We spent most of our time eating at the fish fry, aka Arawak Cey. It's basically a loose collection of restaurants and bars, all a little divey (some very divey), all serving local food and cheap beer. After we found it, we ate almost every meal at the fish fry. One thing that surprised me was how expensive the food was down there - almost every meal we had, even excluding drinks, was over $10 a head. The only exceptions were breakfast (although that went over as well sometimes) and one meal where we ended up just sharing an entree. Fortunately, the beer and booze was fairly cheap - $3-4 for a beer, a buck or two more for a mixed drink. One note: the Guinness in the Bahamas is not brewed to the same specs as in the US - it's brewed locally and is stronger (in alcohol) and richer (in flavor) - and overall is much better than the US version. I refuse to drink it in the US, but I had a couple in the Bahamas.

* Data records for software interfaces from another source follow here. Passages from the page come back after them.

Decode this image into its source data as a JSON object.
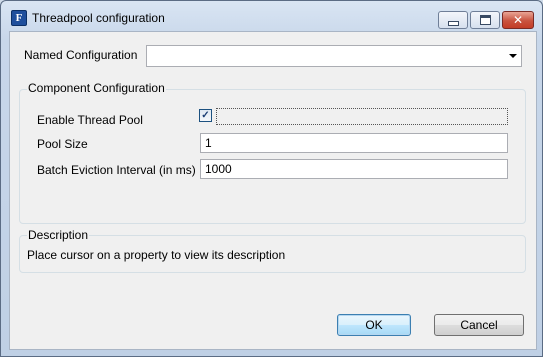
{
  "window": {
    "title": "Threadpool configuration",
    "icon": "F"
  },
  "named_configuration": {
    "label": "Named Configuration",
    "value": ""
  },
  "component_configuration": {
    "title": "Component Configuration",
    "enable_thread_pool": {
      "label": "Enable Thread Pool",
      "checked": true,
      "check_glyph": "✓"
    },
    "pool_size": {
      "label": "Pool Size",
      "value": "1"
    },
    "batch_eviction_interval": {
      "label": "Batch Eviction Interval (in ms)",
      "value": "1000"
    }
  },
  "description": {
    "title": "Description",
    "text": "Place cursor on a property to view its description"
  },
  "buttons": {
    "ok": "OK",
    "cancel": "Cancel"
  }
}
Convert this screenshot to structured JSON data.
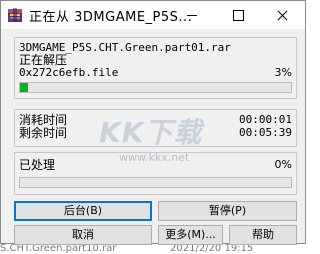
{
  "window": {
    "title": "正在从 3DMGAME_P5S..."
  },
  "archive": {
    "name": "3DMGAME_P5S.CHT.Green.part01.rar",
    "action": "正在解压",
    "current_file": "0x272c6efb.file",
    "file_percent": "3%",
    "file_progress": 0.03
  },
  "timing": {
    "elapsed_label": "消耗时间",
    "elapsed_value": "00:00:01",
    "remaining_label": "剩余时间",
    "remaining_value": "00:05:39"
  },
  "processed": {
    "label": "已处理",
    "percent": "0%",
    "progress": 0.0
  },
  "watermark": {
    "brand": "KK下载",
    "url": "www.kkx.net"
  },
  "buttons": {
    "background": "后台(B)",
    "pause": "暂停(P)",
    "cancel": "取消",
    "more": "更多(M)...",
    "help": "帮助"
  },
  "background_list": {
    "left": "S.CHT.Green.part10.rar",
    "right": "2021/2/20 19:15"
  },
  "colors": {
    "progress_fill": "#06b025",
    "focus_border": "#0078d7"
  },
  "icons": [
    "winrar-app-icon",
    "minimize-icon",
    "maximize-icon",
    "close-icon"
  ]
}
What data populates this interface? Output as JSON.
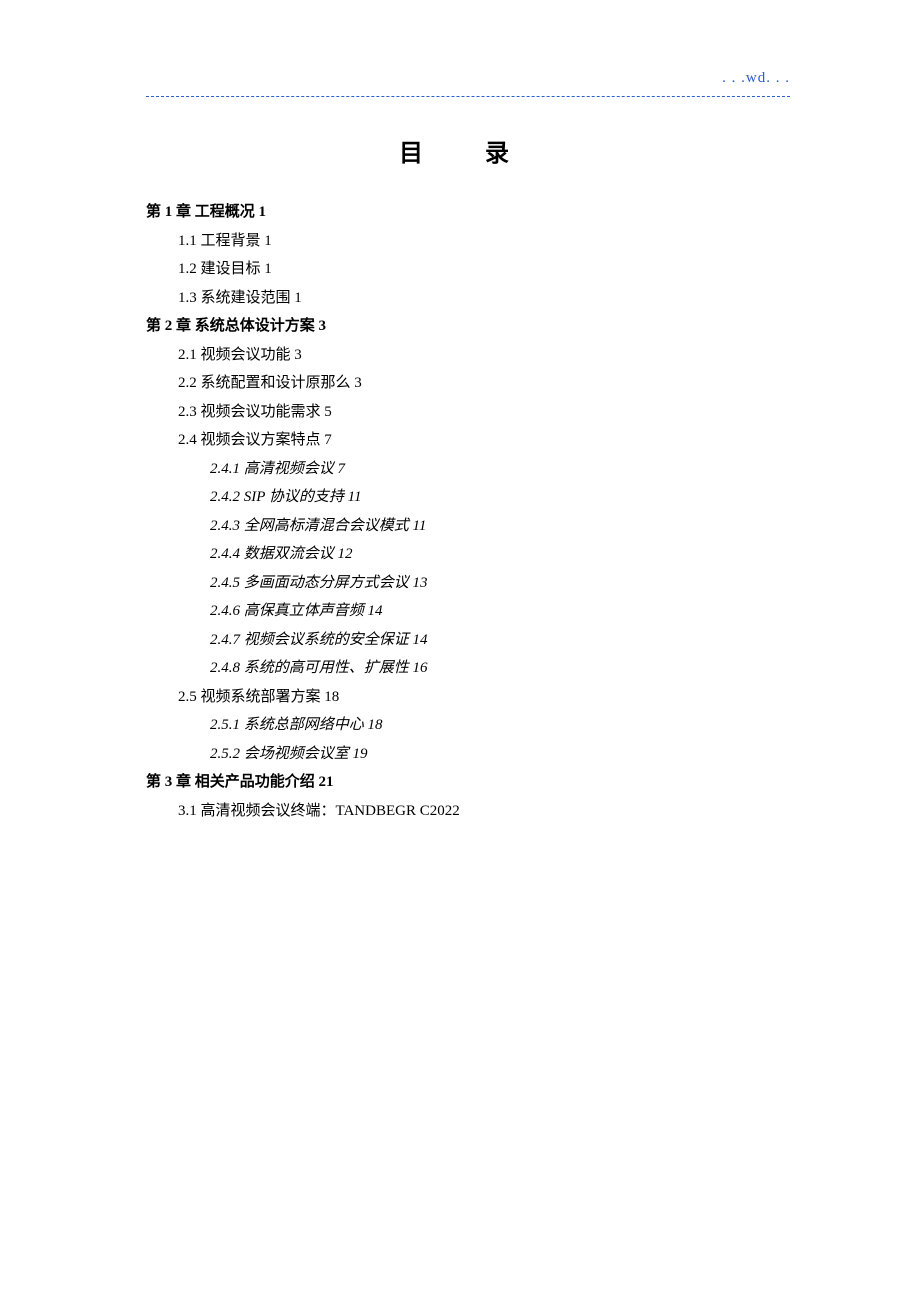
{
  "header": {
    "watermark": ". . .wd. . ."
  },
  "title": "目 录",
  "toc": [
    {
      "level": "ch",
      "text": "第 1 章  工程概况 1"
    },
    {
      "level": "sec",
      "text": "1.1  工程背景 1"
    },
    {
      "level": "sec",
      "text": "1.2  建设目标 1"
    },
    {
      "level": "sec",
      "text": "1.3  系统建设范围 1"
    },
    {
      "level": "ch",
      "text": "第 2 章  系统总体设计方案 3"
    },
    {
      "level": "sec",
      "text": "2.1  视频会议功能 3"
    },
    {
      "level": "sec",
      "text": "2.2  系统配置和设计原那么 3"
    },
    {
      "level": "sec",
      "text": "2.3  视频会议功能需求 5"
    },
    {
      "level": "sec",
      "text": "2.4  视频会议方案特点 7"
    },
    {
      "level": "sub",
      "text": "2.4.1  高清视频会议 7"
    },
    {
      "level": "sub",
      "text": "2.4.2 SIP 协议的支持 11"
    },
    {
      "level": "sub",
      "text": "2.4.3  全网高标清混合会议模式 11"
    },
    {
      "level": "sub",
      "text": "2.4.4  数据双流会议 12"
    },
    {
      "level": "sub",
      "text": "2.4.5  多画面动态分屏方式会议 13"
    },
    {
      "level": "sub",
      "text": "2.4.6  高保真立体声音频 14"
    },
    {
      "level": "sub",
      "text": "2.4.7  视频会议系统的安全保证 14"
    },
    {
      "level": "sub",
      "text": "2.4.8  系统的高可用性、扩展性 16"
    },
    {
      "level": "sec",
      "text": "2.5  视频系统部署方案 18"
    },
    {
      "level": "sub",
      "text": "2.5.1  系统总部网络中心 18"
    },
    {
      "level": "sub",
      "text": "2.5.2  会场视频会议室 19"
    },
    {
      "level": "ch",
      "text": "第 3 章  相关产品功能介绍 21"
    },
    {
      "level": "sec",
      "text": "3.1  高清视频会议终端：TANDBEGR C2022"
    }
  ]
}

Well, that basically wraps it up. Hopefully you enjoyed the pics. The rest are here: